There is no set time frame for therapy. The time frame often depends on what the goal or goals of therapy are determined to be, and how far a person wants to take their therapy. Determining this is a collaborative process. Some people accomplish what they set out to in a matter of weeks. More often, people realize that the support and guidance they are getting, as well as the positive changes they see in their lives, make therapy well worth continuing.
How much does therapy cost and what am I paying for?
The cost of therapy varies according to whether or not you are using insurance as well as other factors. I will thoroughly discuss my fee policy with you before we meet. If I cannot take your insurance I may be able to offer you a discounted fee, work with your insurance as an out-of-network provider, or make other arrangements, including referring you to a trusted colleague. Payments are accepted by cash, check , or by using the PayPal/credit card option on this website (see Services page).

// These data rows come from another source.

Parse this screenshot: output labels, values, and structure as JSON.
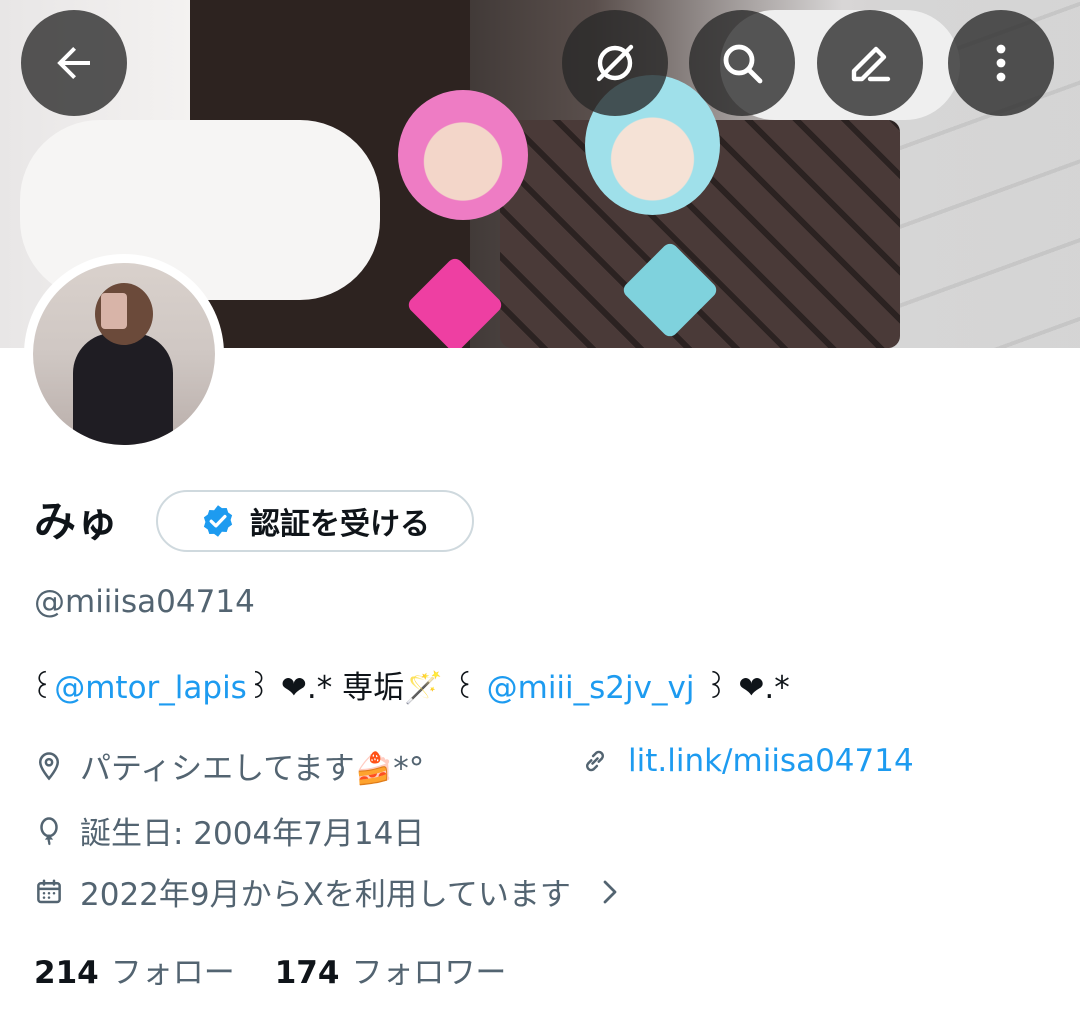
{
  "profile": {
    "display_name": "みゅ",
    "verify_button_label": "認証を受ける",
    "handle": "@miiisa04714",
    "bio": {
      "part1": "꒰",
      "mention1": "@mtor_lapis",
      "part2": "꒱ ❤︎.* 専垢🪄 ꒰ ",
      "mention2": "@miii_s2jv_vj",
      "part3": " ꒱ ❤︎.*"
    },
    "location": "パティシエしてます🍰*°",
    "website": "lit.link/miisa04714",
    "birthday": "誕生日: 2004年7月14日",
    "joined": "2022年9月からXを利用しています"
  },
  "stats": {
    "following_count": "214",
    "following_label": "フォロー",
    "followers_count": "174",
    "followers_label": "フォロワー"
  },
  "icons": {
    "back": "arrow-left-icon",
    "grok": "grok-icon",
    "search": "search-icon",
    "edit": "edit-icon",
    "more": "more-vertical-icon",
    "verified": "verified-badge-icon",
    "location": "location-pin-icon",
    "link": "link-icon",
    "birthday": "balloon-icon",
    "calendar": "calendar-icon",
    "chevron": "chevron-right-icon"
  },
  "colors": {
    "accent": "#1d9bf0",
    "secondary_text": "#536471",
    "primary_text": "#0f1419"
  }
}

The cost of therapy includes many things. First and foremost you are paying for the time and skill of your therapist, who has many years of education, training, and experience. The cost of therapy also includes the time your therapist spends on administrative tasks, as well as reading and responding to e-mail messages and time spent on the telephone. In addition, your therapist spends time consulting with your other health care providers to coordinate care (your primary care doctor or psychiatrist, for example), and may also seek supervision/consultation from colleagues to improve the quality of care. So, you are paying for much more than the 50-minute therapy hour.
How do I know if you can help me?
Before setting an appointment I will talk with you by telephone. Often this alone can determine whether working together will be a “good fit.” After the initial evaluation, which normally takes one or at the most two visits, I will give you a summary of my treatment recommendations which will include whether I think I am the best person to help you. While there can be no guarantee, more often than not clients gain something from therapy, even when the course of therapy is brief. In cases where it appears that you could benefit more from working with a different therapist (for example one with a particular specialty), I will provide you with at least one referral.